Component data from apps and pages:
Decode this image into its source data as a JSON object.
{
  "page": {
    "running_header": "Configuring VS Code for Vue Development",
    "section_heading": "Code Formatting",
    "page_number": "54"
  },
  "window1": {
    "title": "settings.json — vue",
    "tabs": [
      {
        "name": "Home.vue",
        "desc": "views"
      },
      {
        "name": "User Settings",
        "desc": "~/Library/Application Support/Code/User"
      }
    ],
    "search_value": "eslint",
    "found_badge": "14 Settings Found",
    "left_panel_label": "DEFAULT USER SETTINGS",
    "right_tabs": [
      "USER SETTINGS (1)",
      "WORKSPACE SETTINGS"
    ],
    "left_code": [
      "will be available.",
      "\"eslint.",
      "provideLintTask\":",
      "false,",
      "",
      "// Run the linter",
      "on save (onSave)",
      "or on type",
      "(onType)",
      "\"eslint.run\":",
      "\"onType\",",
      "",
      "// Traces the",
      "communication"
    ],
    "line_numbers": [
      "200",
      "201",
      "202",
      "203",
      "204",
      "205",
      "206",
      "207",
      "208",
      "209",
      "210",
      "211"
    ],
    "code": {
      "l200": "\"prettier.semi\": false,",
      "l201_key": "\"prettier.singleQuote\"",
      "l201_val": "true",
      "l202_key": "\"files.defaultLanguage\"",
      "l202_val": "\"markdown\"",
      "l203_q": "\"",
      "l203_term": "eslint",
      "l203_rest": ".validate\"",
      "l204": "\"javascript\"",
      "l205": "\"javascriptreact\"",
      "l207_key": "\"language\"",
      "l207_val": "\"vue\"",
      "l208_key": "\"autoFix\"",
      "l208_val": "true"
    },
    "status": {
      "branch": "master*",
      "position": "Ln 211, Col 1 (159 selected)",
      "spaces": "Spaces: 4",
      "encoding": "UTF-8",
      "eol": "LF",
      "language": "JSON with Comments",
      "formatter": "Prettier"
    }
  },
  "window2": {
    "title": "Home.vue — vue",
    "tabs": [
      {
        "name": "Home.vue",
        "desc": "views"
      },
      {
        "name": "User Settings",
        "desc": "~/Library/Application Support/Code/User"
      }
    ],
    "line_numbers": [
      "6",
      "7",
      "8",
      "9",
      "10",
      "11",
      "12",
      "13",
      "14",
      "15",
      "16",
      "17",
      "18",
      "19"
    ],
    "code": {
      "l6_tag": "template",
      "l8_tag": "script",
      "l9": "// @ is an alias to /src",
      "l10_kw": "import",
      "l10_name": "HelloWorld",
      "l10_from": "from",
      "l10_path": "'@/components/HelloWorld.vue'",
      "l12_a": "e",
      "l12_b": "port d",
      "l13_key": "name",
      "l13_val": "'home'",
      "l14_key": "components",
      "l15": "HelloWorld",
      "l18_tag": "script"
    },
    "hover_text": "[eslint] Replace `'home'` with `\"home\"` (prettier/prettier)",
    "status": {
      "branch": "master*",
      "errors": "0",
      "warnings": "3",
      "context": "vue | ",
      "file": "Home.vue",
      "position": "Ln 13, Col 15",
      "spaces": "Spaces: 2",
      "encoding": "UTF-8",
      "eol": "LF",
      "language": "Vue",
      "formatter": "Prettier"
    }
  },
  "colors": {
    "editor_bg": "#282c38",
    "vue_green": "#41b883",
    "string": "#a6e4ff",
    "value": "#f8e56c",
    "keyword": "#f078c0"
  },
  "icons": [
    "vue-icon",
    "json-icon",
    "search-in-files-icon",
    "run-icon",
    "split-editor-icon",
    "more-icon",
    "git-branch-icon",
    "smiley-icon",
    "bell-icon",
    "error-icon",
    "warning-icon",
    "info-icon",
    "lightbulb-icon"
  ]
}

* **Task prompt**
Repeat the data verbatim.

* **Solution**
Decode this image into its source data as a JSON object.
{
  "page": {
    "running_header": "Configuring VS Code for Vue Development",
    "section_heading": "Code Formatting",
    "page_number": "54"
  },
  "window1": {
    "title": "settings.json — vue",
    "tabs": [
      {
        "name": "Home.vue",
        "desc": "views"
      },
      {
        "name": "User Settings",
        "desc": "~/Library/Application Support/Code/User"
      }
    ],
    "search_value": "eslint",
    "found_badge": "14 Settings Found",
    "left_panel_label": "DEFAULT USER SETTINGS",
    "right_tabs": [
      "USER SETTINGS (1)",
      "WORKSPACE SETTINGS"
    ],
    "left_code": [
      "will be available.",
      "\"eslint.",
      "provideLintTask\":",
      "false,",
      "",
      "// Run the linter",
      "on save (onSave)",
      "or on type",
      "(onType)",
      "\"eslint.run\":",
      "\"onType\",",
      "",
      "// Traces the",
      "communication"
    ],
    "line_numbers": [
      "200",
      "201",
      "202",
      "203",
      "204",
      "205",
      "206",
      "207",
      "208",
      "209",
      "210",
      "211"
    ],
    "code": {
      "l200": "\"prettier.semi\": false,",
      "l201_key": "\"prettier.singleQuote\"",
      "l201_val": "true",
      "l202_key": "\"files.defaultLanguage\"",
      "l202_val": "\"markdown\"",
      "l203_q": "\"",
      "l203_term": "eslint",
      "l203_rest": ".validate\"",
      "l204": "\"javascript\"",
      "l205": "\"javascriptreact\"",
      "l207_key": "\"language\"",
      "l207_val": "\"vue\"",
      "l208_key": "\"autoFix\"",
      "l208_val": "true"
    },
    "status": {
      "branch": "master*",
      "position": "Ln 211, Col 1 (159 selected)",
      "spaces": "Spaces: 4",
      "encoding": "UTF-8",
      "eol": "LF",
      "language": "JSON with Comments",
      "formatter": "Prettier"
    }
  },
  "window2": {
    "title": "Home.vue — vue",
    "tabs": [
      {
        "name": "Home.vue",
        "desc": "views"
      },
      {
        "name": "User Settings",
        "desc": "~/Library/Application Support/Code/User"
      }
    ],
    "line_numbers": [
      "6",
      "7",
      "8",
      "9",
      "10",
      "11",
      "12",
      "13",
      "14",
      "15",
      "16",
      "17",
      "18",
      "19"
    ],
    "code": {
      "l6_tag": "template",
      "l8_tag": "script",
      "l9": "// @ is an alias to /src",
      "l10_kw": "import",
      "l10_name": "HelloWorld",
      "l10_from": "from",
      "l10_path": "'@/components/HelloWorld.vue'",
      "l12_a": "e",
      "l12_b": "port d",
      "l13_key": "name",
      "l13_val": "'home'",
      "l14_key": "components",
      "l15": "HelloWorld",
      "l18_tag": "script"
    },
    "hover_text": "[eslint] Replace `'home'` with `\"home\"` (prettier/prettier)",
    "status": {
      "branch": "master*",
      "errors": "0",
      "warnings": "3",
      "context": "vue | ",
      "file": "Home.vue",
      "position": "Ln 13, Col 15",
      "spaces": "Spaces: 2",
      "encoding": "UTF-8",
      "eol": "LF",
      "language": "Vue",
      "formatter": "Prettier"
    }
  },
  "colors": {
    "editor_bg": "#282c38",
    "vue_green": "#41b883",
    "string": "#a6e4ff",
    "value": "#f8e56c",
    "keyword": "#f078c0"
  },
  "icons": [
    "vue-icon",
    "json-icon",
    "search-in-files-icon",
    "run-icon",
    "split-editor-icon",
    "more-icon",
    "git-branch-icon",
    "smiley-icon",
    "bell-icon",
    "error-icon",
    "warning-icon",
    "info-icon",
    "lightbulb-icon"
  ]
}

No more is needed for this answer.